Exercise goal
A verbatim copy of every entry is required. Produce it now.

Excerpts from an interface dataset
[Start of Attachment]
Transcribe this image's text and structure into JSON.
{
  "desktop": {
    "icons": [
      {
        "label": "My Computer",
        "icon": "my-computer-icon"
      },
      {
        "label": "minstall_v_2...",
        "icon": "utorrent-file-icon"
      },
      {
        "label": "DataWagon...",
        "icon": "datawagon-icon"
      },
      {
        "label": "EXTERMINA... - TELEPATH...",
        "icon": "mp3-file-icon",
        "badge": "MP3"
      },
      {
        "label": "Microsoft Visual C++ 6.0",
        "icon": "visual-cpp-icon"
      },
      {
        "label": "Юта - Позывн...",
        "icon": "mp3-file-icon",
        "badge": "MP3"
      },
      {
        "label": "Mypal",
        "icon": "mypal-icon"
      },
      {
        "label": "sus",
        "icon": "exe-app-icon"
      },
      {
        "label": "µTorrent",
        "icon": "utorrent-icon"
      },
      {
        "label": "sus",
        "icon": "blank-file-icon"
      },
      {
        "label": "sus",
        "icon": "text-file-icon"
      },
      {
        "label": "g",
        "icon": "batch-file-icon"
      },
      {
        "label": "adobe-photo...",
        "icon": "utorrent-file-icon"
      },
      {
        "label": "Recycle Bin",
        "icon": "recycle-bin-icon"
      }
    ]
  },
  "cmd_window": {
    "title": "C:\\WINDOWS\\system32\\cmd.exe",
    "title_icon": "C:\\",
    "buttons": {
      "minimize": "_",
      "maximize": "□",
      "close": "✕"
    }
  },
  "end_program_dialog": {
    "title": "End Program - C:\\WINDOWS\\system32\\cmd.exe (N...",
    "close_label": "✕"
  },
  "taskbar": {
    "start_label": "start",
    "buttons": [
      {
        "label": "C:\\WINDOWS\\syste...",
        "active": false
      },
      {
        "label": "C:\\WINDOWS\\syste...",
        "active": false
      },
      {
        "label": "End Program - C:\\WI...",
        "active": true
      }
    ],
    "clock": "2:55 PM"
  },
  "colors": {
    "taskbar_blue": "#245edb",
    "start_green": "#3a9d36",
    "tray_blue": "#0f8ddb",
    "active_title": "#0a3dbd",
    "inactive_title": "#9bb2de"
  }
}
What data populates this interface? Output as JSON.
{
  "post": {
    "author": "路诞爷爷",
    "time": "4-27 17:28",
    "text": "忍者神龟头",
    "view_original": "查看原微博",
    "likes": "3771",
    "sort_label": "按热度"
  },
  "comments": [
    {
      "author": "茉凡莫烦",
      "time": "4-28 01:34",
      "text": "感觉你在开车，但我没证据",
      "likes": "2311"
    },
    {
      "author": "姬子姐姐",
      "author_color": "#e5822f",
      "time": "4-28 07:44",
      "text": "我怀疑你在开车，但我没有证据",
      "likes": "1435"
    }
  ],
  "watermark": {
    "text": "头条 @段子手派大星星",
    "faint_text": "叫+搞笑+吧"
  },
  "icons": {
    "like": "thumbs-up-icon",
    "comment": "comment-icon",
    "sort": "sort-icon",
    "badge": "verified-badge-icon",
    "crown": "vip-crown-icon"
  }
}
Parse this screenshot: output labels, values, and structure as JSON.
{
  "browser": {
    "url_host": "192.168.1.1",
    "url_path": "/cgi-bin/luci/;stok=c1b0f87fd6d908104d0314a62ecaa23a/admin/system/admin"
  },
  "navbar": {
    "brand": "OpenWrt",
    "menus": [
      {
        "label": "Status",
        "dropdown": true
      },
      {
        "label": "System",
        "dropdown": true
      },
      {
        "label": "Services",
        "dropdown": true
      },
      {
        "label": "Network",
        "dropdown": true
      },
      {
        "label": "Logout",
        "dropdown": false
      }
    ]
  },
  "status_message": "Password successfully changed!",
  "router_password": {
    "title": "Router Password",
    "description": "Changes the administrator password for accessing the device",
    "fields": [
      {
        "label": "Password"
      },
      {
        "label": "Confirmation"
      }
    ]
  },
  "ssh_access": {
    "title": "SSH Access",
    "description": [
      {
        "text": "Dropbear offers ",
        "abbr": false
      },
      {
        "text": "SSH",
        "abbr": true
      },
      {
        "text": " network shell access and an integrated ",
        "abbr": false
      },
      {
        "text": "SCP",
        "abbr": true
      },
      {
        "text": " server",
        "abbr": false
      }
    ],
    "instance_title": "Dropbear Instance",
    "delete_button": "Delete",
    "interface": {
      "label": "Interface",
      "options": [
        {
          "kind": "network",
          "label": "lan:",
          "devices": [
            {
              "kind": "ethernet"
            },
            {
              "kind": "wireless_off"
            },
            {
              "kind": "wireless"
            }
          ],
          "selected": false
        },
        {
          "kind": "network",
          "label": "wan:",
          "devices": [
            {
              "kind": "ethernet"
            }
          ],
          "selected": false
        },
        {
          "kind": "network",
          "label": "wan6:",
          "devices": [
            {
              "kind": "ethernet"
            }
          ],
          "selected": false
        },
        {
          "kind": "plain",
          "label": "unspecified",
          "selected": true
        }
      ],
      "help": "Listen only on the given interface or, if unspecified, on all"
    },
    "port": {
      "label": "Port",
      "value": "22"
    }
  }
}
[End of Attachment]
The answer
Transcribe this image's text and structure into JSON.
{
  "desktop": {
    "icons": [
      {
        "label": "My Computer",
        "icon": "my-computer-icon"
      },
      {
        "label": "minstall_v_2...",
        "icon": "utorrent-file-icon"
      },
      {
        "label": "DataWagon...",
        "icon": "datawagon-icon"
      },
      {
        "label": "EXTERMINA... - TELEPATH...",
        "icon": "mp3-file-icon",
        "badge": "MP3"
      },
      {
        "label": "Microsoft Visual C++ 6.0",
        "icon": "visual-cpp-icon"
      },
      {
        "label": "Юта - Позывн...",
        "icon": "mp3-file-icon",
        "badge": "MP3"
      },
      {
        "label": "Mypal",
        "icon": "mypal-icon"
      },
      {
        "label": "sus",
        "icon": "exe-app-icon"
      },
      {
        "label": "µTorrent",
        "icon": "utorrent-icon"
      },
      {
        "label": "sus",
        "icon": "blank-file-icon"
      },
      {
        "label": "sus",
        "icon": "text-file-icon"
      },
      {
        "label": "g",
        "icon": "batch-file-icon"
      },
      {
        "label": "adobe-photo...",
        "icon": "utorrent-file-icon"
      },
      {
        "label": "Recycle Bin",
        "icon": "recycle-bin-icon"
      }
    ]
  },
  "cmd_window": {
    "title": "C:\\WINDOWS\\system32\\cmd.exe",
    "title_icon": "C:\\",
    "buttons": {
      "minimize": "_",
      "maximize": "□",
      "close": "✕"
    }
  },
  "end_program_dialog": {
    "title": "End Program - C:\\WINDOWS\\system32\\cmd.exe (N...",
    "close_label": "✕"
  },
  "taskbar": {
    "start_label": "start",
    "buttons": [
      {
        "label": "C:\\WINDOWS\\syste...",
        "active": false
      },
      {
        "label": "C:\\WINDOWS\\syste...",
        "active": false
      },
      {
        "label": "End Program - C:\\WI...",
        "active": true
      }
    ],
    "clock": "2:55 PM"
  },
  "colors": {
    "taskbar_blue": "#245edb",
    "start_green": "#3a9d36",
    "tray_blue": "#0f8ddb",
    "active_title": "#0a3dbd",
    "inactive_title": "#9bb2de"
  }
}
What data populates this interface? Output as JSON.
{
  "post": {
    "author": "路诞爷爷",
    "time": "4-27 17:28",
    "text": "忍者神龟头",
    "view_original": "查看原微博",
    "likes": "3771",
    "sort_label": "按热度"
  },
  "comments": [
    {
      "author": "茉凡莫烦",
      "time": "4-28 01:34",
      "text": "感觉你在开车，但我没证据",
      "likes": "2311"
    },
    {
      "author": "姬子姐姐",
      "author_color": "#e5822f",
      "time": "4-28 07:44",
      "text": "我怀疑你在开车，但我没有证据",
      "likes": "1435"
    }
  ],
  "watermark": {
    "text": "头条 @段子手派大星星",
    "faint_text": "叫+搞笑+吧"
  },
  "icons": {
    "like": "thumbs-up-icon",
    "comment": "comment-icon",
    "sort": "sort-icon",
    "badge": "verified-badge-icon",
    "crown": "vip-crown-icon"
  }
}
Parse this screenshot: output labels, values, and structure as JSON.
{
  "browser": {
    "url_host": "192.168.1.1",
    "url_path": "/cgi-bin/luci/;stok=c1b0f87fd6d908104d0314a62ecaa23a/admin/system/admin"
  },
  "navbar": {
    "brand": "OpenWrt",
    "menus": [
      {
        "label": "Status",
        "dropdown": true
      },
      {
        "label": "System",
        "dropdown": true
      },
      {
        "label": "Services",
        "dropdown": true
      },
      {
        "label": "Network",
        "dropdown": true
      },
      {
        "label": "Logout",
        "dropdown": false
      }
    ]
  },
  "status_message": "Password successfully changed!",
  "router_password": {
    "title": "Router Password",
    "description": "Changes the administrator password for accessing the device",
    "fields": [
      {
        "label": "Password"
      },
      {
        "label": "Confirmation"
      }
    ]
  },
  "ssh_access": {
    "title": "SSH Access",
    "description": [
      {
        "text": "Dropbear offers ",
        "abbr": false
      },
      {
        "text": "SSH",
        "abbr": true
      },
      {
        "text": " network shell access and an integrated ",
        "abbr": false
      },
      {
        "text": "SCP",
        "abbr": true
      },
      {
        "text": " server",
        "abbr": false
      }
    ],
    "instance_title": "Dropbear Instance",
    "delete_button": "Delete",
    "interface": {
      "label": "Interface",
      "options": [
        {
          "kind": "network",
          "label": "lan:",
          "devices": [
            {
              "kind": "ethernet"
            },
            {
              "kind": "wireless_off"
            },
            {
              "kind": "wireless"
            }
          ],
          "selected": false
        },
        {
          "kind": "network",
          "label": "wan:",
          "devices": [
            {
              "kind": "ethernet"
            }
          ],
          "selected": false
        },
        {
          "kind": "network",
          "label": "wan6:",
          "devices": [
            {
              "kind": "ethernet"
            }
          ],
          "selected": false
        },
        {
          "kind": "plain",
          "label": "unspecified",
          "selected": true
        }
      ],
      "help": "Listen only on the given interface or, if unspecified, on all"
    },
    "port": {
      "label": "Port",
      "value": "22"
    }
  }
}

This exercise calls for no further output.